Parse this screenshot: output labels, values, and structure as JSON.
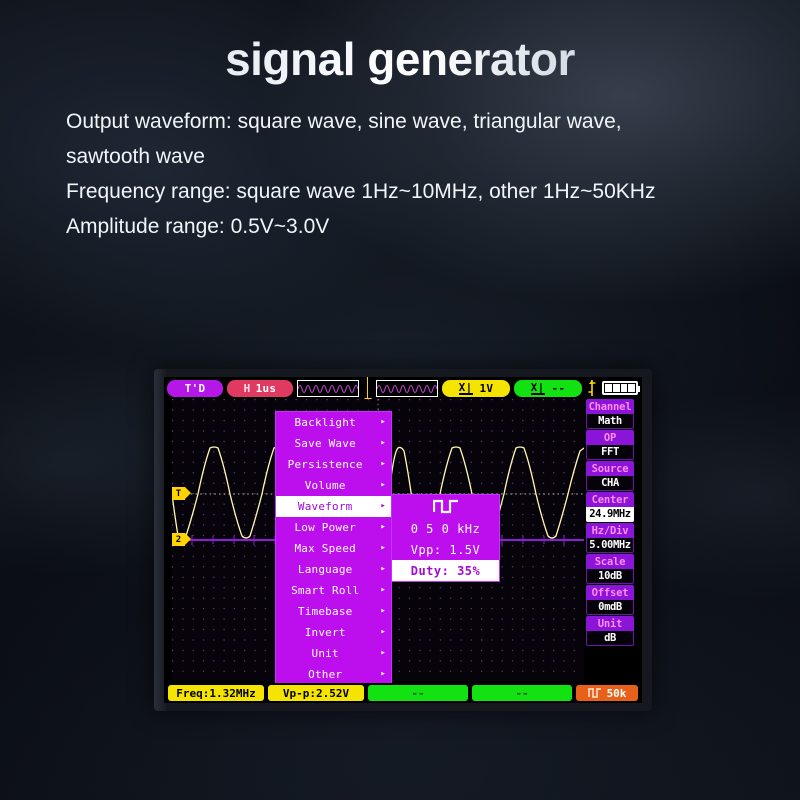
{
  "header": {
    "title": "signal generator",
    "lines": [
      "Output waveform: square wave, sine wave, triangular wave,\nsawtooth wave",
      "Frequency range: square wave 1Hz~10MHz, other 1Hz~50KHz",
      "Amplitude range: 0.5V~3.0V"
    ]
  },
  "colors": {
    "menu_purple": "#bd0fee",
    "sidebar_purple": "#8a14d8",
    "sidebar_label_text": "#ff8cf5",
    "trace_yellow": "#fff8b0",
    "ch1_yellow": "#f5e400",
    "ch2_green": "#12e212",
    "orange": "#e8601a",
    "pink_red": "#e03a63",
    "grid_dot": "#7a3fa0"
  },
  "device": {
    "topbar": {
      "trigger_status": "T'D",
      "hold_label": "H",
      "timebase": "1us",
      "preview_left_icon": "sine-wave-preview",
      "preview_right_icon": "sine-wave-preview",
      "ch1_icon": "channel-1-icon",
      "ch1_value": "1V",
      "ch2_icon": "channel-2-icon",
      "ch2_value": "--",
      "trigger_icon": "trigger-edge-icon",
      "battery_icon": "battery-icon",
      "battery_segments": 4
    },
    "plot": {
      "marker_trigger": "T",
      "marker_channel": "2"
    },
    "menu": {
      "items": [
        {
          "label": "Backlight",
          "selected": false,
          "arrow": "▸"
        },
        {
          "label": "Save Wave",
          "selected": false,
          "arrow": "▸"
        },
        {
          "label": "Persistence",
          "selected": false,
          "arrow": "▸"
        },
        {
          "label": "Volume",
          "selected": false,
          "arrow": "▸"
        },
        {
          "label": "Waveform",
          "selected": true,
          "arrow": "▸"
        },
        {
          "label": "Low Power",
          "selected": false,
          "arrow": "▸"
        },
        {
          "label": "Max Speed",
          "selected": false,
          "arrow": "▸"
        },
        {
          "label": "Language",
          "selected": false,
          "arrow": "▸"
        },
        {
          "label": "Smart Roll",
          "selected": false,
          "arrow": "▸"
        },
        {
          "label": "Timebase",
          "selected": false,
          "arrow": "▸"
        },
        {
          "label": "Invert",
          "selected": false,
          "arrow": "▸"
        },
        {
          "label": "Unit",
          "selected": false,
          "arrow": "▸"
        },
        {
          "label": "Other",
          "selected": false,
          "arrow": "▸"
        }
      ]
    },
    "submenu": {
      "icon": "square-wave-icon",
      "frequency": "0 5 0 kHz",
      "amplitude": "Vpp: 1.5V",
      "duty": "Duty: 35%"
    },
    "sidebar": [
      {
        "label": "Channel",
        "value": "Math",
        "highlighted": false
      },
      {
        "label": "OP",
        "value": "FFT",
        "highlighted": false
      },
      {
        "label": "Source",
        "value": "CHA",
        "highlighted": false
      },
      {
        "label": "Center",
        "value": "24.9MHz",
        "highlighted": true
      },
      {
        "label": "Hz/Div",
        "value": "5.00MHz",
        "highlighted": false
      },
      {
        "label": "Scale",
        "value": "10dB",
        "highlighted": false
      },
      {
        "label": "Offset",
        "value": "0mdB",
        "highlighted": false
      },
      {
        "label": "Unit",
        "value": "dB",
        "highlighted": false
      }
    ],
    "bottombar": {
      "freq": "Freq:1.32MHz",
      "vpp": "Vp-p:2.52V",
      "field3": "--",
      "field4": "--",
      "gen_icon": "square-wave-icon",
      "gen_value": "50k"
    }
  }
}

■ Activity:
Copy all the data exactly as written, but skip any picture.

■ Output for this exercise:
Parse this screenshot: output labels, values, and structure as JSON.
{
  "header": {
    "title": "signal generator",
    "lines": [
      "Output waveform: square wave, sine wave, triangular wave,\nsawtooth wave",
      "Frequency range: square wave 1Hz~10MHz, other 1Hz~50KHz",
      "Amplitude range: 0.5V~3.0V"
    ]
  },
  "colors": {
    "menu_purple": "#bd0fee",
    "sidebar_purple": "#8a14d8",
    "sidebar_label_text": "#ff8cf5",
    "trace_yellow": "#fff8b0",
    "ch1_yellow": "#f5e400",
    "ch2_green": "#12e212",
    "orange": "#e8601a",
    "pink_red": "#e03a63",
    "grid_dot": "#7a3fa0"
  },
  "device": {
    "topbar": {
      "trigger_status": "T'D",
      "hold_label": "H",
      "timebase": "1us",
      "preview_left_icon": "sine-wave-preview",
      "preview_right_icon": "sine-wave-preview",
      "ch1_icon": "channel-1-icon",
      "ch1_value": "1V",
      "ch2_icon": "channel-2-icon",
      "ch2_value": "--",
      "trigger_icon": "trigger-edge-icon",
      "battery_icon": "battery-icon",
      "battery_segments": 4
    },
    "plot": {
      "marker_trigger": "T",
      "marker_channel": "2"
    },
    "menu": {
      "items": [
        {
          "label": "Backlight",
          "selected": false,
          "arrow": "▸"
        },
        {
          "label": "Save Wave",
          "selected": false,
          "arrow": "▸"
        },
        {
          "label": "Persistence",
          "selected": false,
          "arrow": "▸"
        },
        {
          "label": "Volume",
          "selected": false,
          "arrow": "▸"
        },
        {
          "label": "Waveform",
          "selected": true,
          "arrow": "▸"
        },
        {
          "label": "Low Power",
          "selected": false,
          "arrow": "▸"
        },
        {
          "label": "Max Speed",
          "selected": false,
          "arrow": "▸"
        },
        {
          "label": "Language",
          "selected": false,
          "arrow": "▸"
        },
        {
          "label": "Smart Roll",
          "selected": false,
          "arrow": "▸"
        },
        {
          "label": "Timebase",
          "selected": false,
          "arrow": "▸"
        },
        {
          "label": "Invert",
          "selected": false,
          "arrow": "▸"
        },
        {
          "label": "Unit",
          "selected": false,
          "arrow": "▸"
        },
        {
          "label": "Other",
          "selected": false,
          "arrow": "▸"
        }
      ]
    },
    "submenu": {
      "icon": "square-wave-icon",
      "frequency": "0 5 0 kHz",
      "amplitude": "Vpp: 1.5V",
      "duty": "Duty: 35%"
    },
    "sidebar": [
      {
        "label": "Channel",
        "value": "Math",
        "highlighted": false
      },
      {
        "label": "OP",
        "value": "FFT",
        "highlighted": false
      },
      {
        "label": "Source",
        "value": "CHA",
        "highlighted": false
      },
      {
        "label": "Center",
        "value": "24.9MHz",
        "highlighted": true
      },
      {
        "label": "Hz/Div",
        "value": "5.00MHz",
        "highlighted": false
      },
      {
        "label": "Scale",
        "value": "10dB",
        "highlighted": false
      },
      {
        "label": "Offset",
        "value": "0mdB",
        "highlighted": false
      },
      {
        "label": "Unit",
        "value": "dB",
        "highlighted": false
      }
    ],
    "bottombar": {
      "freq": "Freq:1.32MHz",
      "vpp": "Vp-p:2.52V",
      "field3": "--",
      "field4": "--",
      "gen_icon": "square-wave-icon",
      "gen_value": "50k"
    }
  }
}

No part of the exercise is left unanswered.